Archive for the 'Urban Wildlife Biologists' Category

The Ecosystem Functions of Wildlife

Thursday, September 21st, 2017
Bobcats serve an ecosystem function.

Bobcats serve an ecosystem function.

This is Passport to Texas

Golf courses, cemeteries, creeks, parks and greenbelts, all common in urban areas, provide habitat for wildlife.

In a typical greenbelt [for example], you’ll find owls and hawks and songbirds and lizards and snakes and coyotes and bobcats. And all of those put together form a functional ecosystem that only exists in those urban areas.

Richard Heilbrun is team lead for the urban wildlife technical guidance program. These biologists work with communities to ensure humans and wildlife coexist comfortably.

Most people recognize that seeing wildlife is a great thing, and they feel fortunate to see that wildlife. Every once in a while we get folks who are nervous, but once they talk to our urban wildlife biologists, and are told this is a good thing, they change their perception fairly quickly. So, someone that might be nervous about seeing a coyote, when they call an urban wildlife biologist and are told that coyote populations perform an ecosystem function – they keep those rats at bay, or they make sure that the skunk populations don’t go haywire.

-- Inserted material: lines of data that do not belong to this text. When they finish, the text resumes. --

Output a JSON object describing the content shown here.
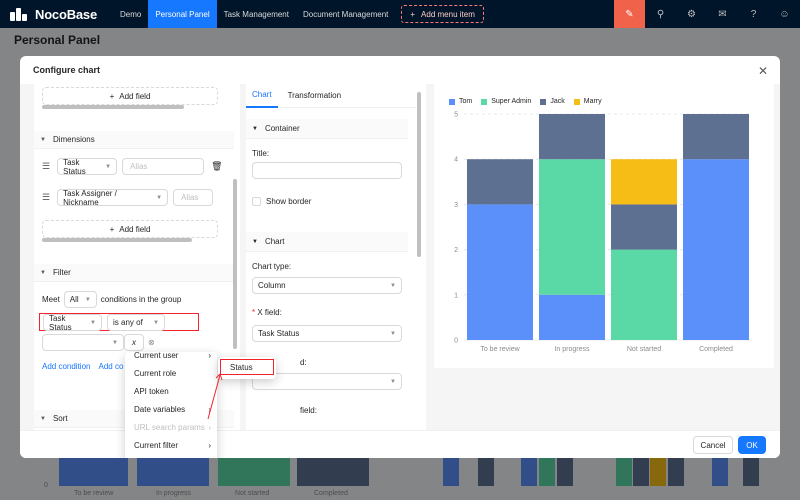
{
  "topbar": {
    "logo": "NocoBase",
    "menu": [
      "Demo",
      "Personal Panel",
      "Task Management",
      "Document Management"
    ],
    "add_menu": "Add menu item",
    "icons": [
      "highlight-icon",
      "plugin-icon",
      "settings-icon",
      "mail-icon",
      "help-icon",
      "user-icon"
    ]
  },
  "page": {
    "title": "Personal Panel"
  },
  "modal": {
    "title": "Configure chart",
    "cancel": "Cancel",
    "ok": "OK",
    "left": {
      "add_field": "Add field",
      "dimensions_title": "Dimensions",
      "dimensions": [
        {
          "field": "Task Status",
          "alias_placeholder": "Alias"
        },
        {
          "field": "Task Assigner  /  Nickname",
          "alias_placeholder": "Alias"
        }
      ],
      "filter_title": "Filter",
      "meet": "Meet",
      "meet_value": "All",
      "meet_suffix": "conditions in the group",
      "filter_field": "Task Status",
      "filter_op": "is any of",
      "var_symbol": "x",
      "add_condition": "Add condition",
      "add_group_partial": "Add co",
      "sort_title": "Sort"
    },
    "variables_menu": {
      "items": [
        {
          "label": "Current user",
          "arrow": true,
          "disabled": false
        },
        {
          "label": "Current role",
          "arrow": false,
          "disabled": false
        },
        {
          "label": "API token",
          "arrow": false,
          "disabled": false
        },
        {
          "label": "Date variables",
          "arrow": true,
          "disabled": false
        },
        {
          "label": "URL search params",
          "arrow": true,
          "disabled": true
        },
        {
          "label": "Current filter",
          "arrow": true,
          "disabled": false
        }
      ],
      "submenu": [
        "Status"
      ]
    },
    "mid": {
      "tabs": [
        "Chart",
        "Transformation"
      ],
      "container_title": "Container",
      "title_label": "Title",
      "show_border": "Show border",
      "chart_title": "Chart",
      "chart_type_label": "Chart type",
      "chart_type": "Column",
      "x_field_label": "X field",
      "x_field": "Task Status",
      "partial_label_1": "d",
      "partial_label_2": "field"
    }
  },
  "chart_data": {
    "type": "bar",
    "stacked": true,
    "categories": [
      "To be review",
      "In progress",
      "Not started",
      "Completed"
    ],
    "series": [
      {
        "name": "Tom",
        "color": "#5b8ff9",
        "values": [
          3,
          1,
          0,
          4
        ]
      },
      {
        "name": "Super Admin",
        "color": "#5ad8a6",
        "values": [
          0,
          3,
          2,
          0
        ]
      },
      {
        "name": "Jack",
        "color": "#5d7092",
        "values": [
          1,
          1,
          1,
          1
        ]
      },
      {
        "name": "Marry",
        "color": "#f6bd16",
        "values": [
          0,
          0,
          1,
          0
        ]
      }
    ],
    "yticks": [
      0,
      1,
      2,
      3,
      4,
      5
    ],
    "ylim": [
      0,
      5
    ],
    "legend": "top-left"
  },
  "background_chart": {
    "categories": [
      "To be review",
      "In progress",
      "Not started",
      "Completed"
    ],
    "zero_label": "0"
  }
}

So, when they realize there’s a benefit, their perception changes fairly quickly.

Find your urban biologist when you log onto the Texas Parks and Wildlife website.

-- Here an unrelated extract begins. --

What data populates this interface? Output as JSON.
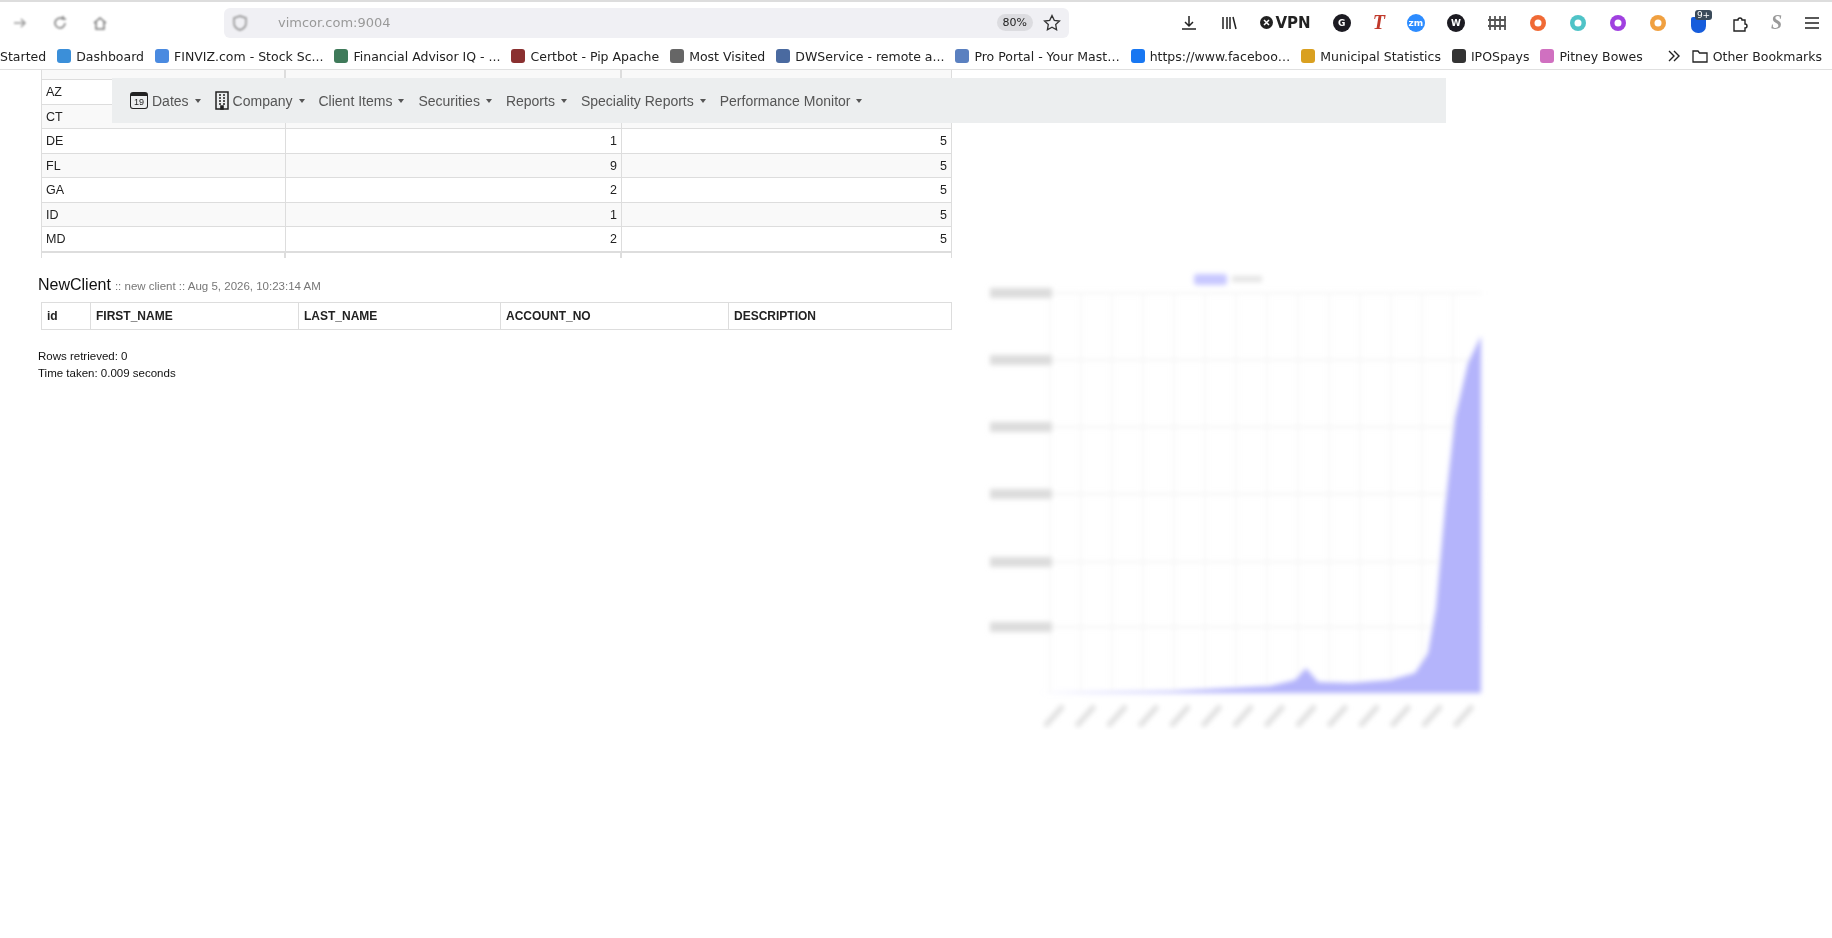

The Wildlife restoration program supports our series and helps fund Wildlife technical guidance and assistance to urbanites of Texas.

For Texas Parks and Wildlife…I’m Cecilia Nasti.